- Styles of Learning
Your style of learning might differ from others. However, do not let that be discouraging. One thing I have learnt is that you don’t have to be the smartest, you just have to be highly dedicated and do whatever works for you. I have two friends that I study with, we explain things to each other and sometimes use acronyms, abbreviations and even make posters for each topic. Add drawings, quiz yourselves, play games and this might make it more bearable. Whilst some can complete their assignment the night before and get a first, remember that you are different so consider starting yours as soon as you can.

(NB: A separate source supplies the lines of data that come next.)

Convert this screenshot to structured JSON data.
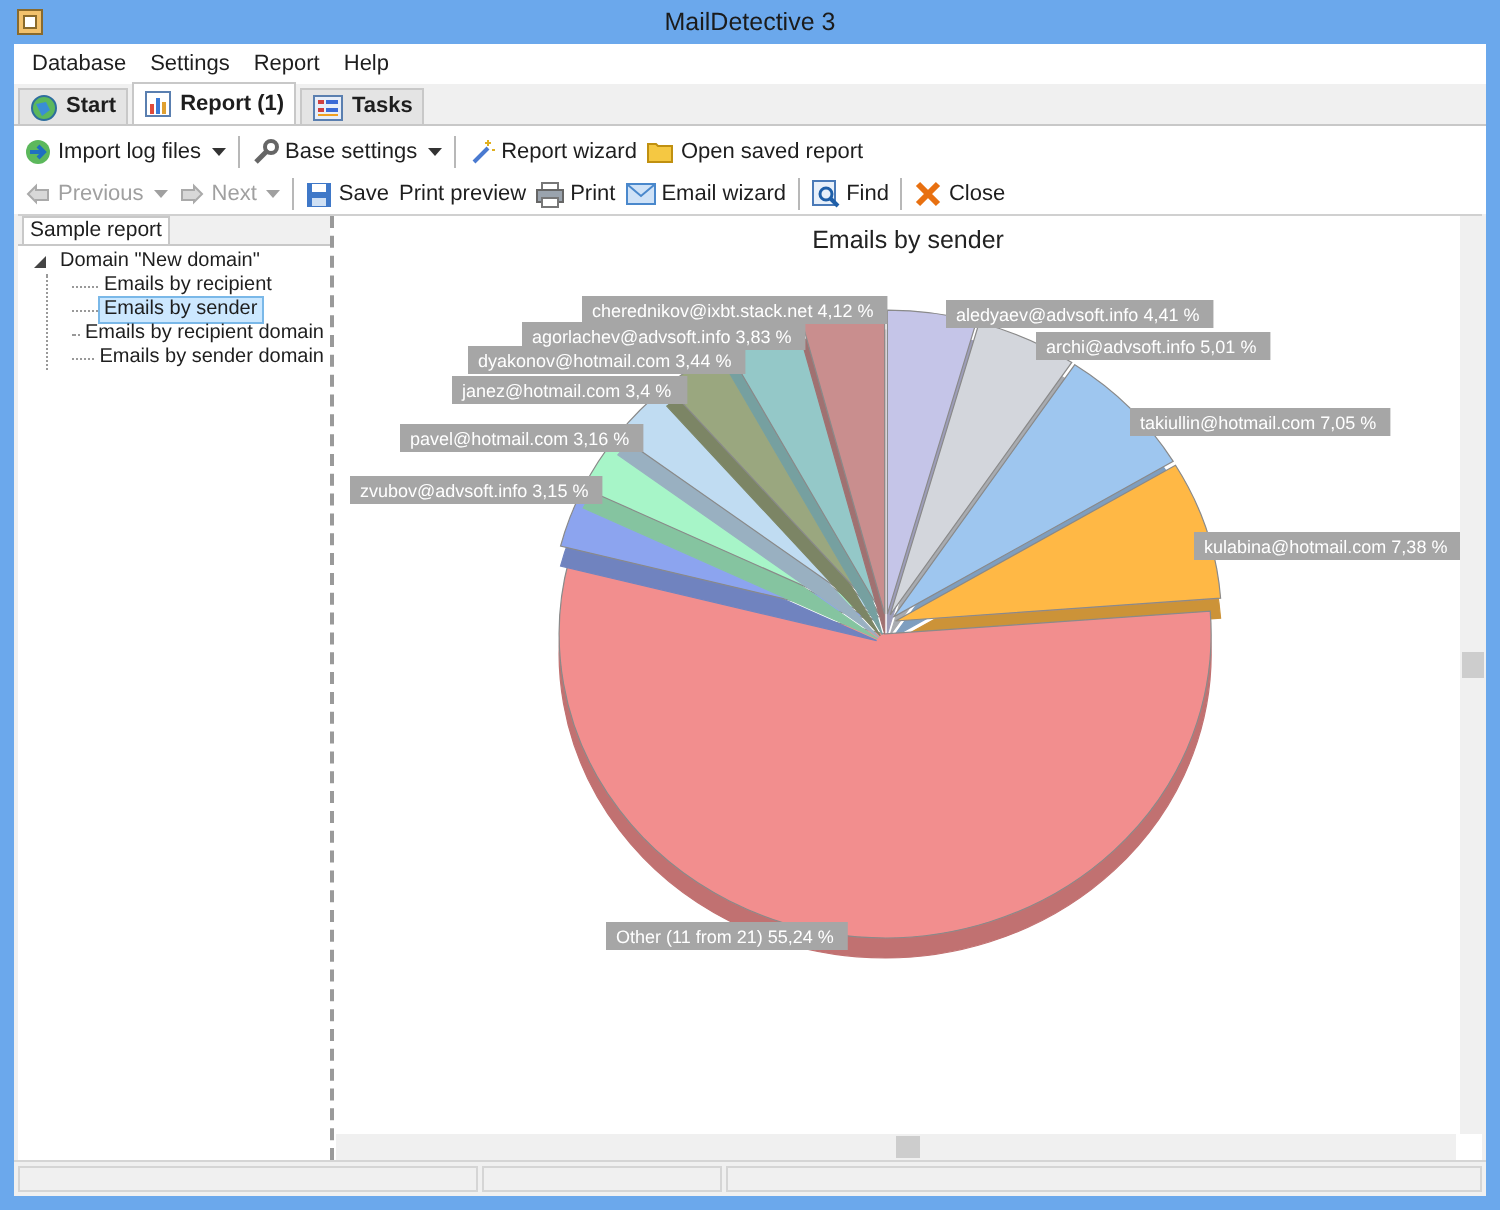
{
  "window": {
    "title": "MailDetective 3"
  },
  "menu": [
    "Database",
    "Settings",
    "Report",
    "Help"
  ],
  "tabs": [
    {
      "label": "Start",
      "selected": false
    },
    {
      "label": "Report (1)",
      "selected": true
    },
    {
      "label": "Tasks",
      "selected": false
    }
  ],
  "toolbar_rows": [
    [
      {
        "kind": "button",
        "label": "Import log files",
        "dropdown": true,
        "disabled": false
      },
      {
        "kind": "separator"
      },
      {
        "kind": "button",
        "label": "Base settings",
        "dropdown": true,
        "disabled": false
      },
      {
        "kind": "separator"
      },
      {
        "kind": "button",
        "label": "Report wizard",
        "dropdown": false,
        "disabled": false
      },
      {
        "kind": "button",
        "label": "Open saved report",
        "dropdown": false,
        "disabled": false
      }
    ],
    [
      {
        "kind": "button",
        "label": "Previous",
        "dropdown": true,
        "disabled": true
      },
      {
        "kind": "button",
        "label": "Next",
        "dropdown": true,
        "disabled": true
      },
      {
        "kind": "separator"
      },
      {
        "kind": "button",
        "label": "Save",
        "dropdown": false,
        "disabled": false
      },
      {
        "kind": "button",
        "label": "Print preview",
        "dropdown": false,
        "disabled": false
      },
      {
        "kind": "button",
        "label": "Print",
        "dropdown": false,
        "disabled": false
      },
      {
        "kind": "button",
        "label": "Email wizard",
        "dropdown": false,
        "disabled": false
      },
      {
        "kind": "separator"
      },
      {
        "kind": "button",
        "label": "Find",
        "dropdown": false,
        "disabled": false
      },
      {
        "kind": "separator"
      },
      {
        "kind": "button",
        "label": "Close",
        "dropdown": false,
        "disabled": false
      }
    ]
  ],
  "side_panel": {
    "tab": "Sample report",
    "tree": [
      {
        "label": "Domain \"New domain\"",
        "expanded": true,
        "selected": false,
        "children": [
          {
            "label": "Emails by recipient",
            "selected": false
          },
          {
            "label": "Emails by sender",
            "selected": true
          },
          {
            "label": "Emails by recipient domain",
            "selected": false
          },
          {
            "label": "Emails by sender domain",
            "selected": false
          }
        ]
      }
    ]
  },
  "report": {
    "chart_data": {
      "type": "pie",
      "title": "Emails by sender",
      "categories": [
        "aledyaev@advsoft.info",
        "archi@advsoft.info",
        "takiullin@hotmail.com",
        "kulabina@hotmail.com",
        "Other (11 from 21)",
        "zvubov@advsoft.info",
        "pavel@hotmail.com",
        "janez@hotmail.com",
        "dyakonov@hotmail.com",
        "agorlachev@advsoft.info",
        "cherednikov@ixbt.stack.net"
      ],
      "values": [
        4.41,
        5.01,
        7.05,
        7.38,
        55.24,
        3.15,
        3.16,
        3.4,
        3.44,
        3.83,
        4.12
      ],
      "colors": [
        "#c5c5e8",
        "#d3d6dc",
        "#9ec6ef",
        "#ffb845",
        "#f28e8e",
        "#8ca4ef",
        "#a7f5c8",
        "#c0dcf2",
        "#9aa77f",
        "#94c8c8",
        "#c98e8e"
      ],
      "value_labels": [
        "4,41 %",
        "5,01 %",
        "7,05 %",
        "7,38 %",
        "55,24 %",
        "3,15 %",
        "3,16 %",
        "3,4 %",
        "3,44 %",
        "3,83 %",
        "4,12 %"
      ]
    }
  }
}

You might have to put in more effort but it will be worth it.
- Healthy Living
It is of utmost importance to remain healthy even when you feel like there is not enough time in a day. Going to the library and staying the night was like going home for the weekend for me (a bit of an exaggeration). I pack all that I will need: a warm scarf (in case it got cold), fruits, hot water, snacks and chewing gum when I feel sleepy. Some days, I achieved so much and other days did not go as planned. Persistence and understanding your body is key. Be healthy- go for walks, drink lots of water (Red Bull is a play on your mind- water is better!), eat fruits and do not skip meals. It is important that you do not try and do all the work a couple of weeks before your examinations. This way, you will not put any unnecessary stress on your body. My formula is:
Attend the lecture + Pre-seminar preparation + Engage during the seminar + score excellently in course work + Practice exam questions + Give yourself at least 7 days for revision before your exam (per module) = Getting a 1st
- Utilise your resources
Everyone and everything around you now will not always be there. Make the most out of the people you meet and the resources that the University provides you with. Below are some of the things that I engaged in my 1st year:
- Learn a new language for free through- http://arts.brighton.ac.uk/ease/languages
- Join the Momentum Mentoring Scheme- http://about.brighton.ac.uk/careers/develop-your-skills/momentum-mentoring-scheme/.
- Ask your lecturers if they know of any opportunities.
- Make friends with people a year or two above you. Use their intelligence and don’t make their mistakes.
- Go for the talks and question times, the events and competitions. You will learn a lot by just watching and taking notes. If you feel up to it, you can partake in competitions. This is all free but at the cost of your efforts.
- Join LinkedIn Now!
As much as I will urge you not to compare yourself with others, LinkedIn provides you with an avenue to evaluate your progress against other first year students from other universities. Get one now even though you might have nothing to put on it. It is of utmost importance that you start building your online presence. It is competitive out there but you can be a part of that competition.
I hope that with this post, you now understand that your first year as a law student is not just for you to pass. There are several things that you are expected to do. You will not have this much time on your hands in your subsequent years. Use it wisely!
Disclaimer: I expressly disclaim any liability for damages of any kind arising out of use, reference to or reliance on any information contained within this publication. I am not responsible for the sites, pictures or diagrams presented in this publication and do not assume any responsibility for the accuracy or functioning of these.